- Jean Etienne Dominique Esquirol (1772-1840)
- Edouard Onesimus Séguin (1812–1880)
- John Langdon Haydon Down (1828 – 1896)
- George Alexander Sutherland (1861-1939)
- Petrus Johannes Waardenburg (1886-1979)
- Jérôme Lejeune (1926-1994)
- Down’s Syndrome
- Trisomy 21
- Esquirol JED. Des maladies mentales considerées sous le rapport médicale, hygiènique et médico-legal. 2 volumes and atlas. Paris: Baillière, 1838: 27.
- Seguin E. Traitement moral, hygiène et éducation des idiots. 1846.
- Down JHL. Marriages in Consanguinity in Relation to Degeneration of Race. Clinical lectures and reports by the medical and surgical staff of the London Hospital, 1866; 3: 224-236.
- Down JHL. Observations on an Ethnic Classification of Idiots, Clinical lectures and reports by the medical and surgical staff of the London Hospital, 1866; 3: 259-262.
- Sutherland GA. Mongolian Imbecility in Infants. Practitioner 1899; 63: 632-642.
- Stevens HC. Mongolian Idiocy and Syphilis. JAMA 1915; 1636-1640.
- Waardenburg PJ. Das menschliche Auge und seine Erbanlagen. Nijhoff, 1932: 42-44
- Turpin R, Lejeune J. Dermatoglyphic study of the palms of mongolian idiots and of their parents and siblings. La semaine des hôpitaux. 1953; 29(76): 3955-3967.
- Lejeune J, Turpin R, Gautier M. Le mongolisme, maladie chromosomique. (trisomie) [Mongolism; a chromosomal disease (trisomy)]. Bulletin de l’Académie nationale de médecine. 1959; 143(11-12): 256‐265.
- Allen et al. Mongolism. Lancet, 1961; 277(7180): 775
- Allen G. Aetiology of Down’s syndrome inferred by Waardenburg in 1932. Nature. 1974; 250(465): 436‐437.
- Howard-Jones N. On the diagnostic term “Down’s disease”. Med Hist. 1979; 3(1): 102‐104
- Zihni L. Sutherland’s syphilis hypothesis of Down’s syndrome. J Hist Neurosci. 1995; 4(2): 133‐137.
- Desai SS. Down syndrome: a review of the literature. Oral Surg Oral Med Oral Pathol Oral Radiol Endod. 1997;84(3):279‐285.
- Jordan TE. Down’s (1866) essay and its sociomedical context.
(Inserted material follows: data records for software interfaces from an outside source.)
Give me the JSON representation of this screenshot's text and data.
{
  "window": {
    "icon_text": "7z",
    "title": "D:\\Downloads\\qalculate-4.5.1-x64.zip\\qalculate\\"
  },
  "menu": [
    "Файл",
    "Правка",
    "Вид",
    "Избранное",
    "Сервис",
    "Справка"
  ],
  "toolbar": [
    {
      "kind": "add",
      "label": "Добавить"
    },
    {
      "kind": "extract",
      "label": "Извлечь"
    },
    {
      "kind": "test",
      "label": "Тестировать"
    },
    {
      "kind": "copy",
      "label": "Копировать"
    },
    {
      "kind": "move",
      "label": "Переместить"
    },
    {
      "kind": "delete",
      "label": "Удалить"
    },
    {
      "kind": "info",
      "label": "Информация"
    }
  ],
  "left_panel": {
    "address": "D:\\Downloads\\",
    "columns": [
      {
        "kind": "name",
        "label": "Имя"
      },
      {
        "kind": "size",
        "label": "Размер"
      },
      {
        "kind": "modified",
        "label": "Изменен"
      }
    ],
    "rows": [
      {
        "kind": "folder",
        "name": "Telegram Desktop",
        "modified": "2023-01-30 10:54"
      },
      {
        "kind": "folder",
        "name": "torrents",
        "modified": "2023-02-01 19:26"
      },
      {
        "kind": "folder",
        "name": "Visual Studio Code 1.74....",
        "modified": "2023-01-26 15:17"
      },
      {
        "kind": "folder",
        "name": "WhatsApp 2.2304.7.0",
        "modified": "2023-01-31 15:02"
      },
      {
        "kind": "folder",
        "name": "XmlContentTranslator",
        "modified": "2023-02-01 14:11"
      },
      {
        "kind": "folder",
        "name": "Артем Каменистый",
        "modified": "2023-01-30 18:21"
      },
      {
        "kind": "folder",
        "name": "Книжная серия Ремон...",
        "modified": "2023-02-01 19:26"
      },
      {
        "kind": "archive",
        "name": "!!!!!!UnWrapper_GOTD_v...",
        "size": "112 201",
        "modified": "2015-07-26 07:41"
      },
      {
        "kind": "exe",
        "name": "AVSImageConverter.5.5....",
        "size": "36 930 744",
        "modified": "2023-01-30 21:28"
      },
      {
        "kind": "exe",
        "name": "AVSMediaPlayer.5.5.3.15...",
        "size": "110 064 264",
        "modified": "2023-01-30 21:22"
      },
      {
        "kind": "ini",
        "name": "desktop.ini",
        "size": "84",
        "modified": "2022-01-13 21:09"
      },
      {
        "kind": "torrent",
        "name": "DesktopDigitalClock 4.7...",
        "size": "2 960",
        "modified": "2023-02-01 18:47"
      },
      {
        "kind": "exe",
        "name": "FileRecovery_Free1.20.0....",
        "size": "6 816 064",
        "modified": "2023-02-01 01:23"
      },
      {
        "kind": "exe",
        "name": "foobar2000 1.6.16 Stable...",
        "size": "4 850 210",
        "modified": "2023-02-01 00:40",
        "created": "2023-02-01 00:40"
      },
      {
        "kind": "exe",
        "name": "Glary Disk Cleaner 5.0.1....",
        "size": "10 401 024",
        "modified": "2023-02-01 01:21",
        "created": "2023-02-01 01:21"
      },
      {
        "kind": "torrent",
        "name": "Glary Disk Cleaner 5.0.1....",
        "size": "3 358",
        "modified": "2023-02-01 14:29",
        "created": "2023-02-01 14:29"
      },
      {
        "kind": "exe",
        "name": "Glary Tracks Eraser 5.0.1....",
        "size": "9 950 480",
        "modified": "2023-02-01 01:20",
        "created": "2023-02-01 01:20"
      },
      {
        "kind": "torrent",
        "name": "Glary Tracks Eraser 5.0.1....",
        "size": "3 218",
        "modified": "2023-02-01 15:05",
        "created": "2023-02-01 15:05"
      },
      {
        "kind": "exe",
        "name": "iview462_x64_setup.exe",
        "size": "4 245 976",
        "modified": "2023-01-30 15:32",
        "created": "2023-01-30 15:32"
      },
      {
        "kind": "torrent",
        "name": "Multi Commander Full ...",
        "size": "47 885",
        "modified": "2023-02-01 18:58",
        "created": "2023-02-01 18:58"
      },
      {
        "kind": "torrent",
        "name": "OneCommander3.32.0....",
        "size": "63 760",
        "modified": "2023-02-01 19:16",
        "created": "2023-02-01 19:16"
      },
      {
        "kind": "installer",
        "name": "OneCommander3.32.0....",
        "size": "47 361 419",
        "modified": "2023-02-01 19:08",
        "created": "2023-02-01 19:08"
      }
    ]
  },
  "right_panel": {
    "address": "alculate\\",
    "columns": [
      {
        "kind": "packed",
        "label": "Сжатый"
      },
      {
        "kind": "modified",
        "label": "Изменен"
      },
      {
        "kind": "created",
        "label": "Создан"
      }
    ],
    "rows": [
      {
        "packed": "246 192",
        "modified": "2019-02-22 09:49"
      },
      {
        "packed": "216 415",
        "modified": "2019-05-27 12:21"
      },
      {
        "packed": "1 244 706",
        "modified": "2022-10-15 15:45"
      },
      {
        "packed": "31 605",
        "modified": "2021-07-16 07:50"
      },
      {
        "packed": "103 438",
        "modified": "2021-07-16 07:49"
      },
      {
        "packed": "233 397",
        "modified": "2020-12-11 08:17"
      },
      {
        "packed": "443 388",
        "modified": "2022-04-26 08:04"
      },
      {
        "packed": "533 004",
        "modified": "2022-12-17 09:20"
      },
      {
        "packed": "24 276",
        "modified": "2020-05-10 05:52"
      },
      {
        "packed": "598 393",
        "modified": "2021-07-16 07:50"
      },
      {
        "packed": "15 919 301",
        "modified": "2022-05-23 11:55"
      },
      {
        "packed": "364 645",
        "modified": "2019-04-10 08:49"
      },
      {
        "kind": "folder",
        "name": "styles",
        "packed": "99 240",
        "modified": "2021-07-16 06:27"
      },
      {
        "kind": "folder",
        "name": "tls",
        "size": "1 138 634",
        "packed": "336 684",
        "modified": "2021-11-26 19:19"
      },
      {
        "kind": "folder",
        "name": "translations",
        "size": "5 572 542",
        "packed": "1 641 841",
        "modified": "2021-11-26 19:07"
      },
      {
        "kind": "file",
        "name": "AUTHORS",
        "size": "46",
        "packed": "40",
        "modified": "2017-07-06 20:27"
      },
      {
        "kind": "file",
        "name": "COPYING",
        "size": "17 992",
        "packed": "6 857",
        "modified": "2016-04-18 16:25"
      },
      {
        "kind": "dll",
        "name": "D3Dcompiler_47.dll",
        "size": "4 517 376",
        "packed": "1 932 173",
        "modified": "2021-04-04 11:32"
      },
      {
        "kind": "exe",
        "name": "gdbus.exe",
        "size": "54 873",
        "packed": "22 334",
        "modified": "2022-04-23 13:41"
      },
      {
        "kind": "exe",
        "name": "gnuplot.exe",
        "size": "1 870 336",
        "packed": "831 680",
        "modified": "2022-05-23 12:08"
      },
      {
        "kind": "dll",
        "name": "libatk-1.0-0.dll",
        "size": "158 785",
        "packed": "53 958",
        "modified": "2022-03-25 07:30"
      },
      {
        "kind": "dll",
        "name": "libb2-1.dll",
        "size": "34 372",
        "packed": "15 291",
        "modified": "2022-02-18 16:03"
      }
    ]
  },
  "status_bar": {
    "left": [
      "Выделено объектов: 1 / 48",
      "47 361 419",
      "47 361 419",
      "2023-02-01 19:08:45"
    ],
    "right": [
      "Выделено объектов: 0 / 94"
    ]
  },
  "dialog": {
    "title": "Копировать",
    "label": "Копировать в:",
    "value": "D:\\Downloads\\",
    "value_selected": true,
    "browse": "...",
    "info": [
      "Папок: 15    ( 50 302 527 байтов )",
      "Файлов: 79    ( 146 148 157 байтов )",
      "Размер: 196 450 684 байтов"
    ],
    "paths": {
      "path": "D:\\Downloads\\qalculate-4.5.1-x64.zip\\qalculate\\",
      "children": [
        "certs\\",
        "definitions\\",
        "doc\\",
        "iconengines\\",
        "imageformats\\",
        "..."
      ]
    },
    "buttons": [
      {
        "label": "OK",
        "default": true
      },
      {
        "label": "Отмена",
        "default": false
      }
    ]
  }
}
Ment Retard. 2000; 38(4): 322‐329.
- Miller FA. Dermatoglyphics and the persistence of ‘Mongolism’. Soc Stud Sci. 2003;33(1):75‐94.
- Scully C, Langdon J, Evans J. Marathon of eponyms: 4 Down syndrome. Oral Dis. 2009;15(6):434‐436.
- Neri G, Opitz JM. Down syndrome: comments and reflections on the 50th anniversary of Lejeune’s discovery. Am J Med Genet A. 2009;149A(12):2647‐2654.
- Rodríguez-Hernández ML, Montoya E. Fifty years of evolution of the term Down’s syndrome. Lancet. 2011; 378(9789): 402.
- Karamanou M, Kanavakis E, Mavrou A, Petridou E, Androutsos G. Jérôme Lejeune (1926-1994): father of modern genetics. Acta Med Hist Adriat. 2012; 10(2): 311‐316.
the names behind the name